In my case, I don’t have TiVo or advanced cable service. Instead, I go online to watch episodes that I’ve missed, which raises another option – delivery to the computer.
How long will this last?
If you’re like me and believe that Blu-ray will be the standard for high-definition viewing, then how long will the format be around?
This much is true – people are buying HD TVs. They want more than Discovery Channel in HD. Some will pay the premium to cable companies to get on-demand HD. But most, like me, will want the ability to get a rental movie delivered via Netflix or at my local Blockbuster.
Even then, we may be a few years before digital downloads rival Blu-ray players and Playstations for viewing movies.
So what do I think?
Frankly, I’m tickled pink. I truly believe that the Blu-ray format is better. I wish the association well and look forward to seeing how this will finally enable manufacturers to focus on consumer products.
This is an interesting case study in how a format war unfolds and a winner is eventually picked.
Leave a comment
Additional comments powered byBackType
Cece Salomon-Lee is director of product marketing for Lanyon Solutions, Inc. and author of PR Meets Marketing, which explores the intersection of public relations, marketing, and social media.

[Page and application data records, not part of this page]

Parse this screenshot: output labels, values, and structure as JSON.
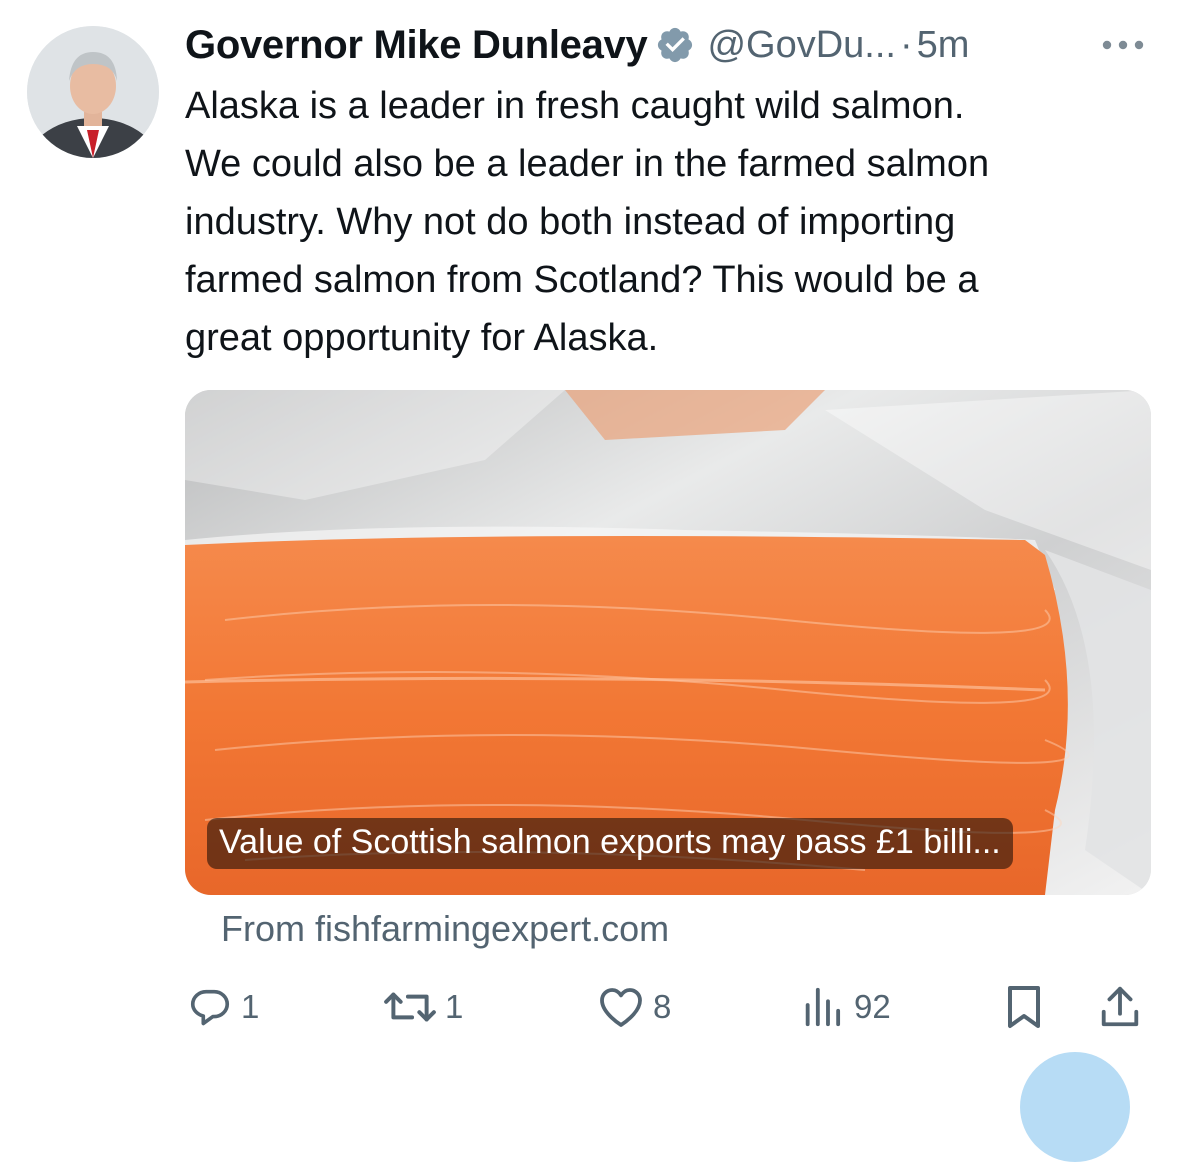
{
  "tweet": {
    "author": {
      "display_name": "Governor Mike Dunleavy",
      "handle": "@GovDu...",
      "verified": true,
      "avatar_icon": "profile-photo"
    },
    "separator": "·",
    "time": "5m",
    "more_icon": "more-dots-icon",
    "text_lines": [
      "Alaska is a leader in fresh caught wild salmon.",
      "We could also be a leader in the farmed salmon",
      "industry. Why not do both instead of importing",
      "farmed salmon from Scotland? This would be a",
      "great opportunity for Alaska."
    ],
    "card": {
      "image_icon": "salmon-fillet-photo",
      "caption": "Value of Scottish salmon exports may pass £1 billi...",
      "source": "From fishfarmingexpert.com"
    },
    "actions": {
      "replies": {
        "icon": "reply-icon",
        "count": "1"
      },
      "reposts": {
        "icon": "repost-icon",
        "count": "1"
      },
      "likes": {
        "icon": "heart-icon",
        "count": "8"
      },
      "views": {
        "icon": "views-icon",
        "count": "92"
      },
      "bookmark": {
        "icon": "bookmark-icon"
      },
      "share": {
        "icon": "share-icon"
      }
    }
  },
  "colors": {
    "text_primary": "#0f1419",
    "text_secondary": "#536471",
    "verified_badge": "#829aab",
    "salmon": "#f07a3c"
  }
}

This blog contains Cece's personal opinions and are not representative of her company's.
- cockpit spring lake bait freezer on PRMM Interview #16: Chris Abraham on PR and Social Media
- marketing en internet on Going Virtual Isn’t Necessarily the Answer to Replacing Your Physical Events
- Http://Groundbeeftacos.Com on Going Virtual Isn’t Necessarily the Answer to Replacing Your Physical Events
- Mark Birnbaum EMM on Would YOU Trust a PR Agency Not Involved in Social Media with YOUR Social Media Programs?
- search engine marketing firm on Going Virtual Isn’t Necessarily the Answer to Replacing Your Physical Events